Have you ever played a point-and-click game where the gameplay is just where you want it, but the story is so cheesy, bland, or ridiculous that it brings you right out of the game? Because I certainly have. Although those point-and-click games had decently furnished gameplay, they didn’t hold a candle to the games whose storytelling was obviously made with an elaborate plan in mind to complement the satisfying adventure and puzzle mechanics.
There’s a good reason that this happens to a lot of games. Outside of triple-A game studios, developing any key aspect of a game can be difficult. Games are intricate, from their input systems to artistic cutscenes… and that means development can be time-consuming. Choices have to be made about what to prioritize. That’s how a lot of games can miss the mark; if even one area is severely lacking, it drags down the overall quality. Unfortunately, storytelling can sometimes be the first to go.

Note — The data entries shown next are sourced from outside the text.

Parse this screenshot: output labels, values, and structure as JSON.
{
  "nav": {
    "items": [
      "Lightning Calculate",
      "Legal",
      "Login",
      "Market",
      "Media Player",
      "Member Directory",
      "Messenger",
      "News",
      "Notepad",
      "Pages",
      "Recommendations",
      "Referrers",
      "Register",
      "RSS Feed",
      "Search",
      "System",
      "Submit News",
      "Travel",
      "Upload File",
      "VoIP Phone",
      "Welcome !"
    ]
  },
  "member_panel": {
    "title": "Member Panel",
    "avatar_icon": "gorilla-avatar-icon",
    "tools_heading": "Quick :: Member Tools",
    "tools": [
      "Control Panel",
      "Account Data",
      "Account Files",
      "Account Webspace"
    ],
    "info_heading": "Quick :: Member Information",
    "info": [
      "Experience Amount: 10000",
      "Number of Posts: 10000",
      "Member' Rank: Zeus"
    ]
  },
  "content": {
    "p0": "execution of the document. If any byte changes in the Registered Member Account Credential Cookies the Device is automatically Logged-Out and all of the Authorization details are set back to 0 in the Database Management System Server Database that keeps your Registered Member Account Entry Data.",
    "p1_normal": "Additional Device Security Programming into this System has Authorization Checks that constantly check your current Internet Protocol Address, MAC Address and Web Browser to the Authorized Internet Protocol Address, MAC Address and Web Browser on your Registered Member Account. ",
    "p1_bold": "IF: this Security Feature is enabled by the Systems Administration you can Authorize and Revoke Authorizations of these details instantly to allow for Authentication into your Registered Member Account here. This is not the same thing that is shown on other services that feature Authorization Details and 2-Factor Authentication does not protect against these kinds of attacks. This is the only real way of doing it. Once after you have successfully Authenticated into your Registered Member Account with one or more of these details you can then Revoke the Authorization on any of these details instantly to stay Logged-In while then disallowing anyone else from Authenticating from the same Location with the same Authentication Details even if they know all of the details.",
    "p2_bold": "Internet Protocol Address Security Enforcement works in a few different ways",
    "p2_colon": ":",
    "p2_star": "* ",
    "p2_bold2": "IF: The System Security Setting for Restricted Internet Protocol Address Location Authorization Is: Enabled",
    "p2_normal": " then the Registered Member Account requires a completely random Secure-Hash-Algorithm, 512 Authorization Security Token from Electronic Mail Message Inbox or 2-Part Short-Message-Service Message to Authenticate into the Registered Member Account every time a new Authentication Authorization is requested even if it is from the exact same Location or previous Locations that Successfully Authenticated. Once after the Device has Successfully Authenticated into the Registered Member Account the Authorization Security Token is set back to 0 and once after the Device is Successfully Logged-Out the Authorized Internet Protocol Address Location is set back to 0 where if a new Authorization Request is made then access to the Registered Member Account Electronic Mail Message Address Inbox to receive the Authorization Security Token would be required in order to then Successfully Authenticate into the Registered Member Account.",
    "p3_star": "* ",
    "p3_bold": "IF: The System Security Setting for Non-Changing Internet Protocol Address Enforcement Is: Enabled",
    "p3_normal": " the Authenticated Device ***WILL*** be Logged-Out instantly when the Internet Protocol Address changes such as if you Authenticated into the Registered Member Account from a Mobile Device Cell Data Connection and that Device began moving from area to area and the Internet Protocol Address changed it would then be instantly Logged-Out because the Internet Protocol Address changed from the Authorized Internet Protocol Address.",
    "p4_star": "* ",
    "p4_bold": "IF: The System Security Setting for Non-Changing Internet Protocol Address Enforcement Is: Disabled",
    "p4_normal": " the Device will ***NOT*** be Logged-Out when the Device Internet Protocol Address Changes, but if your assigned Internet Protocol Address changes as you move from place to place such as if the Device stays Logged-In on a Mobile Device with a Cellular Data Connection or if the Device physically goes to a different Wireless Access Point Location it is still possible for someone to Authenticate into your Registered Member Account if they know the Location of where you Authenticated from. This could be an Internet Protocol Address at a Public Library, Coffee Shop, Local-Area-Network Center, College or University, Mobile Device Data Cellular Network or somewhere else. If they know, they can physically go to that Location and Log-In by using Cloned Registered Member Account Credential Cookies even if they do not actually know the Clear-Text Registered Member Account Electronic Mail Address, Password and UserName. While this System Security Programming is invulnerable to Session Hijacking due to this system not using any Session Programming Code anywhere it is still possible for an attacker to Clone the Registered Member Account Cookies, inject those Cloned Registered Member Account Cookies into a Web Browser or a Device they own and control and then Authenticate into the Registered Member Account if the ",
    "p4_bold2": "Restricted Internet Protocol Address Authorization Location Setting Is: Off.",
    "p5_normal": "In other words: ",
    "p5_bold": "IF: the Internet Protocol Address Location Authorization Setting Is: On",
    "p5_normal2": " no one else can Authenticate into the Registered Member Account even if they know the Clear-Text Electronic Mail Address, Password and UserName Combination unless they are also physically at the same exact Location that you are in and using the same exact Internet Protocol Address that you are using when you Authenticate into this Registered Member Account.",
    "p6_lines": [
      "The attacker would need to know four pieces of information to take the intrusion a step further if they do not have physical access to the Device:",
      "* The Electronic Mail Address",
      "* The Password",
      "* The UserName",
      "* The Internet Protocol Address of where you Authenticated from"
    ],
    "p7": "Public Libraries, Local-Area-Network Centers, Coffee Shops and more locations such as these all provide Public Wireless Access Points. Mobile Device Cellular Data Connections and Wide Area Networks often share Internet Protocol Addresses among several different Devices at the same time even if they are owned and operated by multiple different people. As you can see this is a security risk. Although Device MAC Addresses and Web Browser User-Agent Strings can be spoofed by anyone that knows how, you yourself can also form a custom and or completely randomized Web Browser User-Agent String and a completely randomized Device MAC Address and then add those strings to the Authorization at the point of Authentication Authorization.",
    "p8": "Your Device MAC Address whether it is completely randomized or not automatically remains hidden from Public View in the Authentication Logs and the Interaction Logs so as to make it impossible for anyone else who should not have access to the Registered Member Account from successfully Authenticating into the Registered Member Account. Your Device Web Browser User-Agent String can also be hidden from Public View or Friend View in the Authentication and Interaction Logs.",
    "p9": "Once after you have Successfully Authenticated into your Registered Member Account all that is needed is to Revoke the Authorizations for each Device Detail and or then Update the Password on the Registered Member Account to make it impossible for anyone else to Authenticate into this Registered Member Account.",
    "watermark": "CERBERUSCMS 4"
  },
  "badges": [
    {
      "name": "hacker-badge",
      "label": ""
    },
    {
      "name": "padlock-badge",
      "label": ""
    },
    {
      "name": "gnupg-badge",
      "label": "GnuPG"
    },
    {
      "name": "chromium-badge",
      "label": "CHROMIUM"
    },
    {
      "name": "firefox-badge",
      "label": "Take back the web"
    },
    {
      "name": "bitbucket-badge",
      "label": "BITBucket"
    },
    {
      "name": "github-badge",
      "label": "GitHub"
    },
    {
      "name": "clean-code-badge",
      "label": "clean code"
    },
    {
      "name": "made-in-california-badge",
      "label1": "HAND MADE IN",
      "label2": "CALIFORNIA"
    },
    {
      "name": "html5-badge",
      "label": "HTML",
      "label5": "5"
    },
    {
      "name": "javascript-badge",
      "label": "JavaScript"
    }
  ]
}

For some game genres—the prime example being fighting games—it’s more important to focus o n game mechanics and visual effects. Not so when it comes to the storyline. But the reason why storytelling is so key to point-and-click games is because of the genre’s format: it is similar to a picture book. However, where a physical book doesn’t allow direct interaction with the objects and scenes, point-and-click games do just that.
So, the best point-and-click games utilize good storytelling in part because they understand the unique aspects of the point-and-click genre, one being the importance of collecting objects throughout each scene.
Now, sometimes, these items can be just a muddled collection of random tid-bits that don’t really make sense. But they can also be a creative mixture of items that make sense to the world and character you’re inhabiting..
Perhaps it’s a note from a loved one with a secret message buried within. Or maybe a key, handed down from a long lost parent, that unlocks an archive of a dark history. Whatever it is, these items bridge the gap between gameplay and storytelling to make the experience whole.
But you can’t just collect meaningful items, because something has to give them importance. And that’s the characters. How do they react to the events that occur in the story? What are their motives? Say you find those archives of a dark history. What do you think? What do you do with the information? Does it change how you feel? Character motives and desires establish an interesting storyline.
The story is what pushes the player through each scene of a point-and-click or hidden object game. You shouldn’t be stuck at a scene wondering, “Why is this area important?” or “Why am I here?” because those moments frustrate you and remove you from the experience.
Point-and-click games are much like an interactive picture book. And this knowledge comes with two expectations: first, that each picture is good enough to make you want to ‘turn the page’, and second, that each scene and object are cohesive.
So, when the items you collect and use are thoughtfully made, and the character’s voices are strong and unique, and the storyline is engaging, you’re not just playing a point-and-click or hidden object game…
You are Alice, forced to flee your home, in search of someone you’ve never met.
You are the Master Detective, cracking your latest case at the Manchester Asylum.
So don’t wait around… Dive into some of the best point-and-click and hidden object games around!